Significance and Use
5.1 The thermal conductivity of intact soil specimens, reconstituted soil specimens, and rock specimens is used to analyze and design systems involving underground transmission lines, oil and gas pipelines, radioactive waste disposal, geothermal applications, and solar thermal storage facilities, among others. Measurements can be made on site (in situ), or samples can be tested in a lab environment.
Note 2: The quality of the result produced by this standard is dependent on the competence of the personnel performing it, and the suitability of the equipment and facilities used. Agencies that meet the criteria of Practice are generally considered capable of competent and objective testing. Users of this standard are cautioned that compliance with Practice does not in itself ensure reliable results. Reliable results depend on many factors; Practice provides a means of evaluating some of those factors.
1.1 This test method presents a procedure for determining the thermal conductivity (λ) of soil and rock using a transient heat method. This test method is applicable for both intact specimens of soil and rock and reconstituted soil specimens, and is effective in the lab and in the field. This test method is most suitable for homogeneous materials, but can also give a representative average value for non-homogeneous materials.
1.2 This test method is applicable to dry, unsaturated or saturated materials that can sustain a hole for the sensor.
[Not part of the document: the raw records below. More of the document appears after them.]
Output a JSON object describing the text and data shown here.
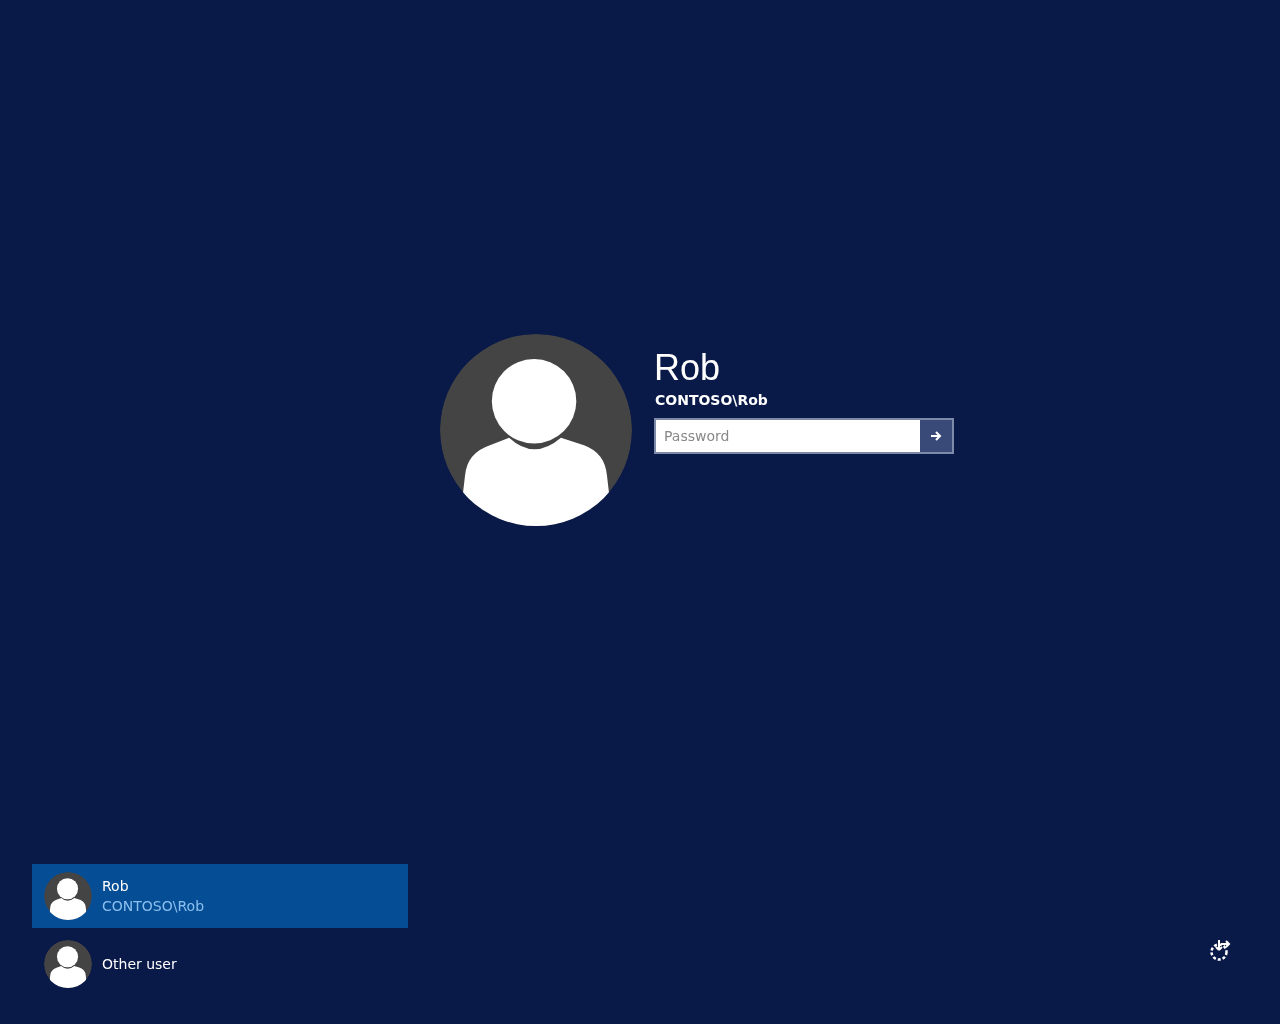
{
  "user": {
    "name": "Rob",
    "account": "CONTOSO\\Rob"
  },
  "password": {
    "placeholder": "Password"
  },
  "users": [
    {
      "name": "Rob",
      "account": "CONTOSO\\Rob",
      "selected": true
    },
    {
      "name": "Other user",
      "selected": false
    }
  ]
}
It is valid over temperatures ranging from <0 to >100°C, depending on the suitability of the thermal needle probe construction to temperature extremes. However, care must be taken to prevent significant error from: (1) redistribution of water due to thermal gradients resulting from heating of the needle probe; (2) redistribution of water due to hydraulic gradients (gravity drainage for high degrees of saturation or surface evaporation); (3) phase change of water in specimens with temperatures near 0°C or 100°C.
1.3 Units—The values stated in SI units are to be regarded as the standard. No other units of measurements are included in this standard. Reporting of test results in units other than SI shall not be regarded as nonconformance with this standard.
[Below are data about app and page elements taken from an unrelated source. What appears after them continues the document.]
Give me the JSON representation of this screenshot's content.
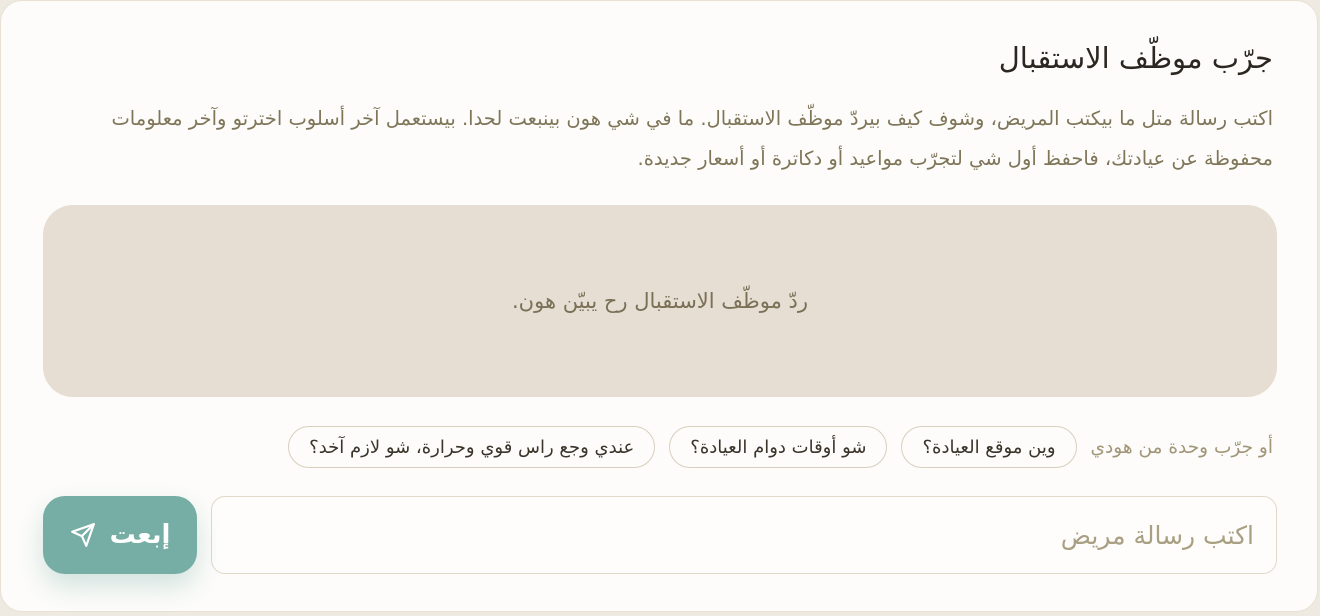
{
  "panel": {
    "title": "جرّب موظّف الاستقبال",
    "description": "اكتب رسالة متل ما بيكتب المريض، وشوف كيف بيردّ موظّف الاستقبال. ما في شي هون بينبعت لحدا. بيستعمل آخر أسلوب اخترتو وآخر معلومات محفوظة عن عيادتك، فاحفظ أول شي لتجرّب مواعيد أو دكاترة أو أسعار جديدة."
  },
  "response": {
    "placeholder_text": "ردّ موظّف الاستقبال رح يبيّن هون."
  },
  "suggestions": {
    "label": "أو جرّب وحدة من هودي",
    "items": [
      "وين موقع العيادة؟",
      "شو أوقات دوام العيادة؟",
      "عندي وجع راس قوي وحرارة، شو لازم آخد؟"
    ]
  },
  "composer": {
    "input_value": "",
    "input_placeholder": "اكتب رسالة مريض",
    "send_label": "إبعت",
    "send_icon": "paper-plane-icon"
  },
  "colors": {
    "accent": "#76aea5",
    "response_bg": "#e6ddd3",
    "muted_text": "#7f7659"
  }
}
1.4 All observed and calculated values shall conform to the guidelines for significant digits and rounding established in Practice .
1.4.1 The procedures used to specify how data are collected/recorded or calculated in this standard are regarded as the industry standard. In addition, they are representative of the significant digits that generally should be retained. The procedures used do not consider material variation, purpose for obtaining the data, special purpose studies, or any considerations for the user’s objectives; and it is common practice to increase or reduce significant digits of reported data to be commensurate with these considerations. It is beyond the scope of this standard to consider significant digits used in analytical methods for engineering design.
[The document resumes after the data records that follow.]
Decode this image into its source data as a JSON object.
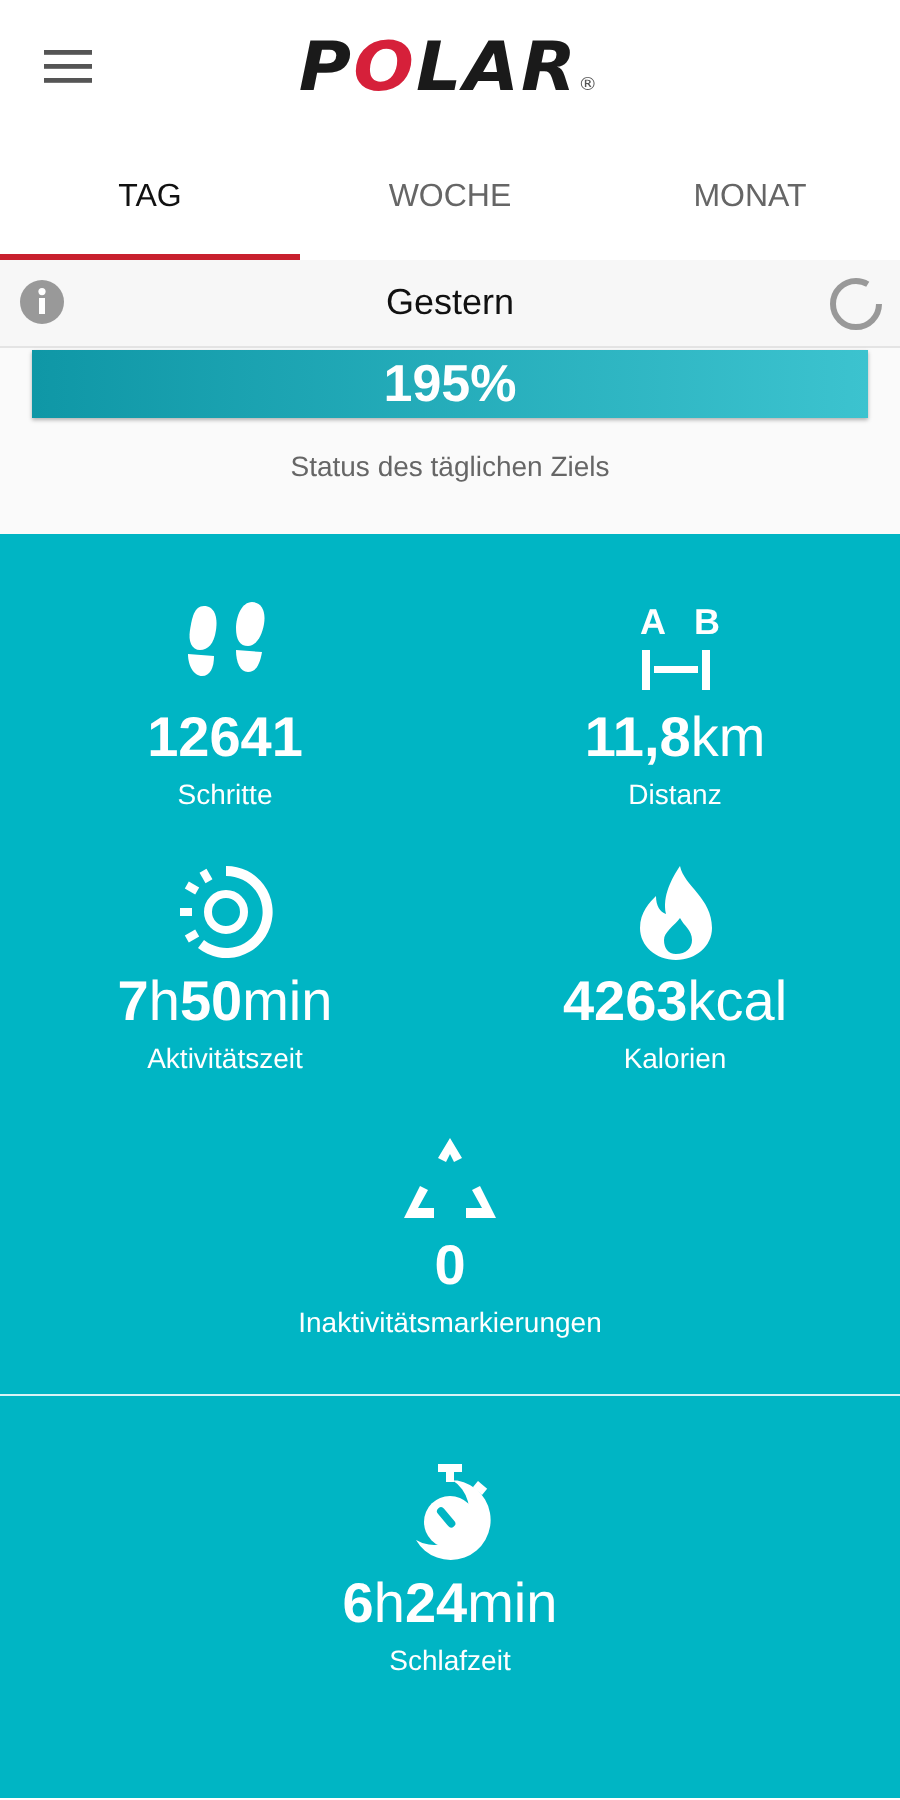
{
  "header": {
    "logo": {
      "text": "POLAR",
      "mark": "®"
    }
  },
  "tabs": [
    {
      "label": "TAG",
      "selected": true
    },
    {
      "label": "WOCHE",
      "selected": false
    },
    {
      "label": "MONAT",
      "selected": false
    }
  ],
  "day_bar": {
    "title": "Gestern"
  },
  "goal": {
    "level": 1,
    "reading": "195%",
    "caption": "Status des täglichen Ziels"
  },
  "stats": [
    {
      "kind": "steps",
      "value": "12641",
      "label": "Schritte"
    },
    {
      "kind": "distance",
      "icon_labels": [
        "A",
        "B"
      ],
      "value": "**11,8**km",
      "label": "Distanz"
    },
    {
      "kind": "active",
      "value": "**7**h**50**min",
      "label": "Aktivitätszeit"
    },
    {
      "kind": "calories",
      "value": "**4263**kcal",
      "label": "Kalorien"
    },
    {
      "kind": "inactivity",
      "value": "0",
      "label": "Inaktivitätsmarkierungen"
    }
  ],
  "sleep": {
    "kind": "sleep",
    "value": "**6**h**24**min",
    "label": "Schlafzeit"
  }
}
Note 1: This test method is also applicable and commonly used for determining thermal conductivity of a variety of engineered porous materials of geologic origin including concrete, Fluidized Thermal Backfill (FTB), and thermal grout.
1.5 This standard does not purport to address all of the safety concerns, if any, associated with its use. It is the responsibility of the user of this standard to establish appropriate safety, health, and environmental practices and determine the applicability of regulatory limitations prior to use.
1.6 This international standard was developed in accordance with internationally recognized principles on standardization established in the Decision on Principles for the Development of International Standards, Guides and Recommendations issued by the World Trade Organization Technical Barriers to Trade (TBT) Committee.